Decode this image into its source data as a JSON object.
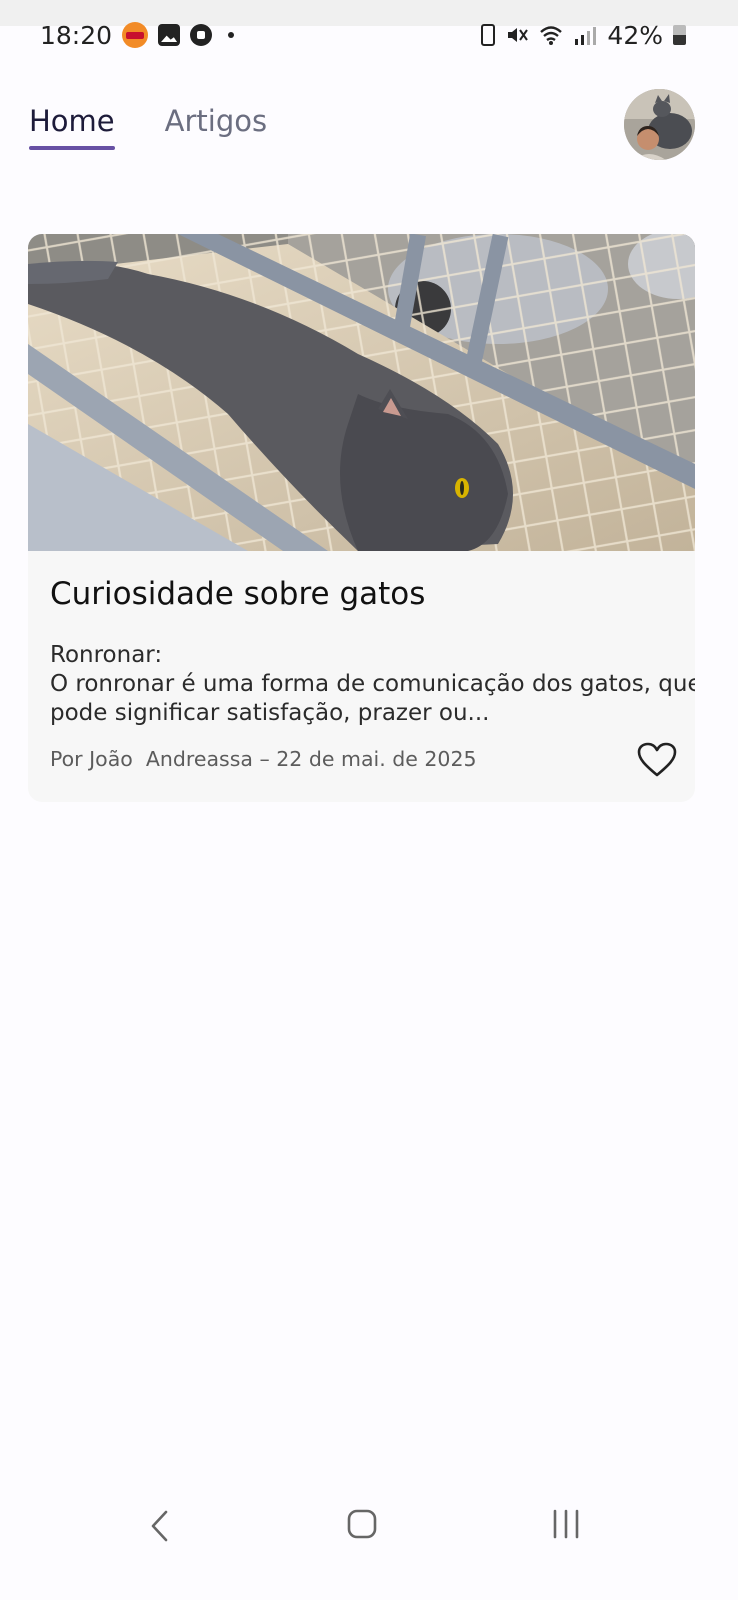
{
  "status_bar": {
    "time": "18:20",
    "battery": "42%",
    "left_icons": [
      "burger-king-icon",
      "gallery-icon",
      "soccer-ball-icon",
      "notification-dot-icon"
    ],
    "right_icons": [
      "battery-saver-icon",
      "mute-icon",
      "wifi-icon",
      "signal-icon",
      "battery-icon"
    ]
  },
  "tabs": [
    {
      "label": "Home",
      "active": true
    },
    {
      "label": "Artigos",
      "active": false
    }
  ],
  "accent_color": "#6750a4",
  "article": {
    "title": "Curiosidade sobre gatos",
    "excerpt_heading": "Ronronar:",
    "excerpt_line1": "O ronronar é uma forma de comunicação dos gatos, que",
    "excerpt_line2": "pode significar satisfação, prazer ou...",
    "meta": "Por João  Andreassa – 22 de mai. de 2025",
    "like_icon": "heart-outline-icon"
  },
  "navigation": {
    "icons": [
      "back-icon",
      "home-icon",
      "recents-icon"
    ]
  }
}
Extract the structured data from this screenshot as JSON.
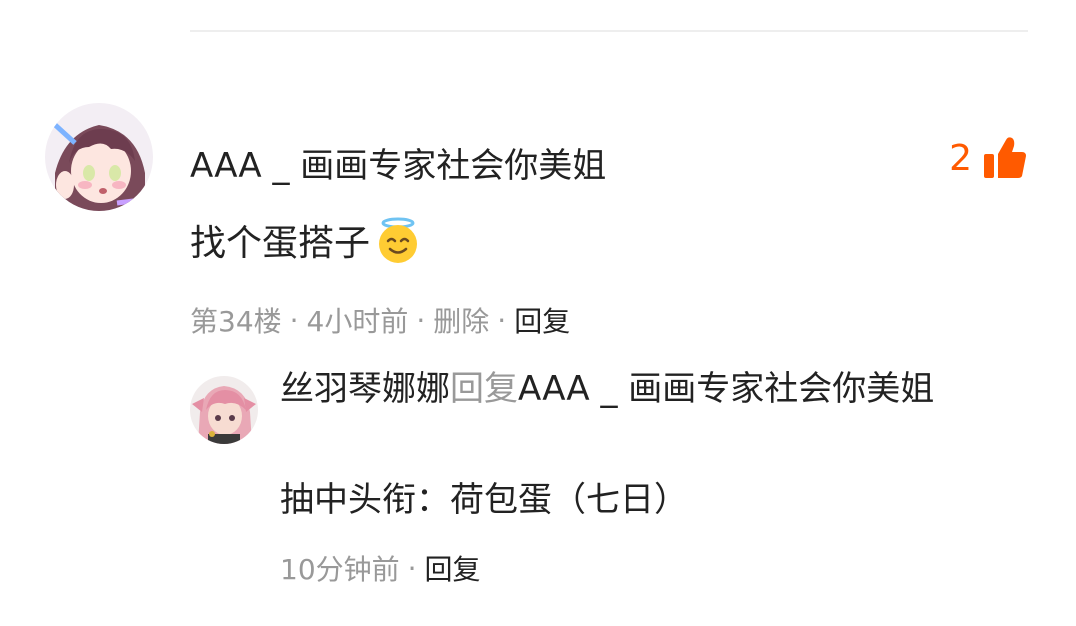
{
  "comment": {
    "username": "AAA _ 画画专家社会你美姐",
    "like_count": "2",
    "text": "找个蛋搭子",
    "floor": "第34楼",
    "time": "4小时前",
    "delete_label": "删除",
    "reply_label": "回复",
    "separator": "·"
  },
  "reply": {
    "author": "丝羽琴娜娜",
    "reply_word": "回复",
    "target": "AAA _ 画画专家社会你美姐",
    "text": "抽中头衔：荷包蛋（七日）",
    "time": "10分钟前",
    "reply_label": "回复",
    "separator": "·"
  },
  "colors": {
    "accent": "#ff5a00",
    "muted_text": "#999999",
    "primary_text": "#222222"
  },
  "icons": [
    "thumbs-up-icon",
    "smiling-halo-emoji"
  ]
}
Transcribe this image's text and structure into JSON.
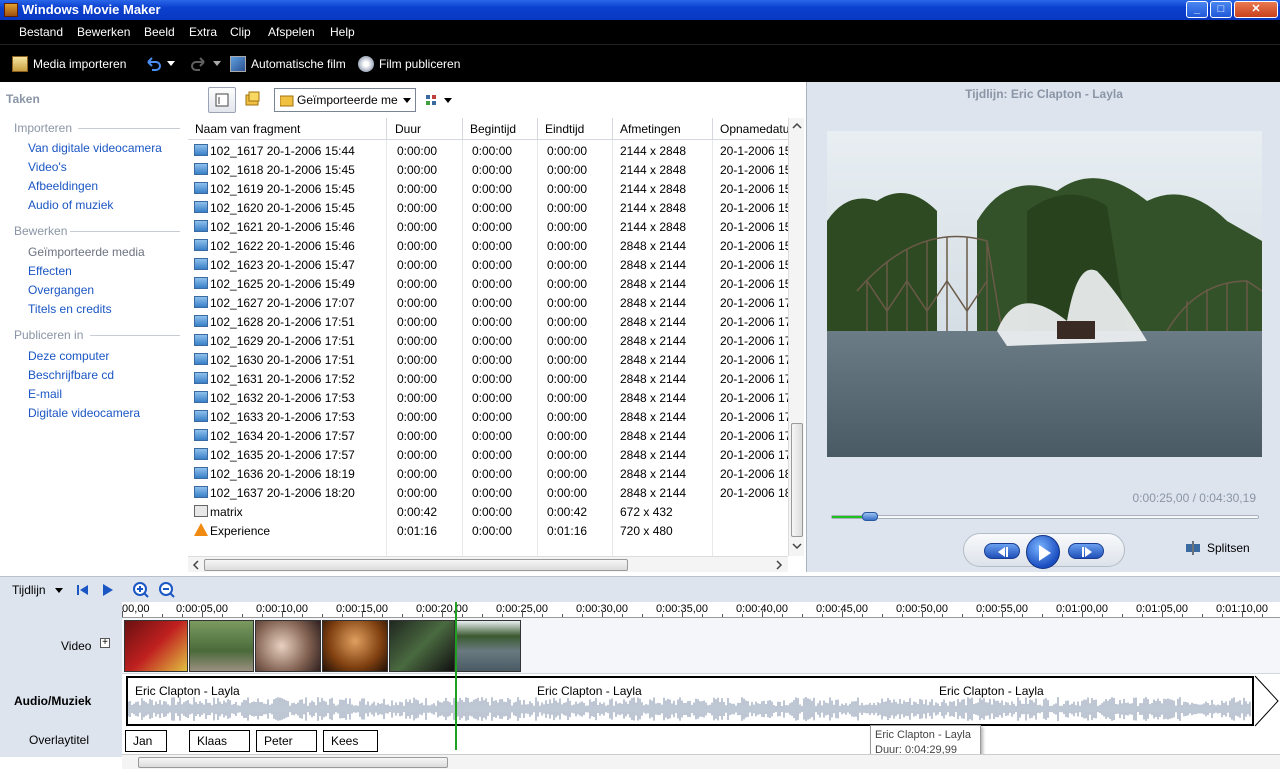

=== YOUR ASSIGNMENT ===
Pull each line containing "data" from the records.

=== RESULT OF THE TASK ===
Decode this image into its source data as a JSON object.
Extract the structured data from this screenshot as JSON.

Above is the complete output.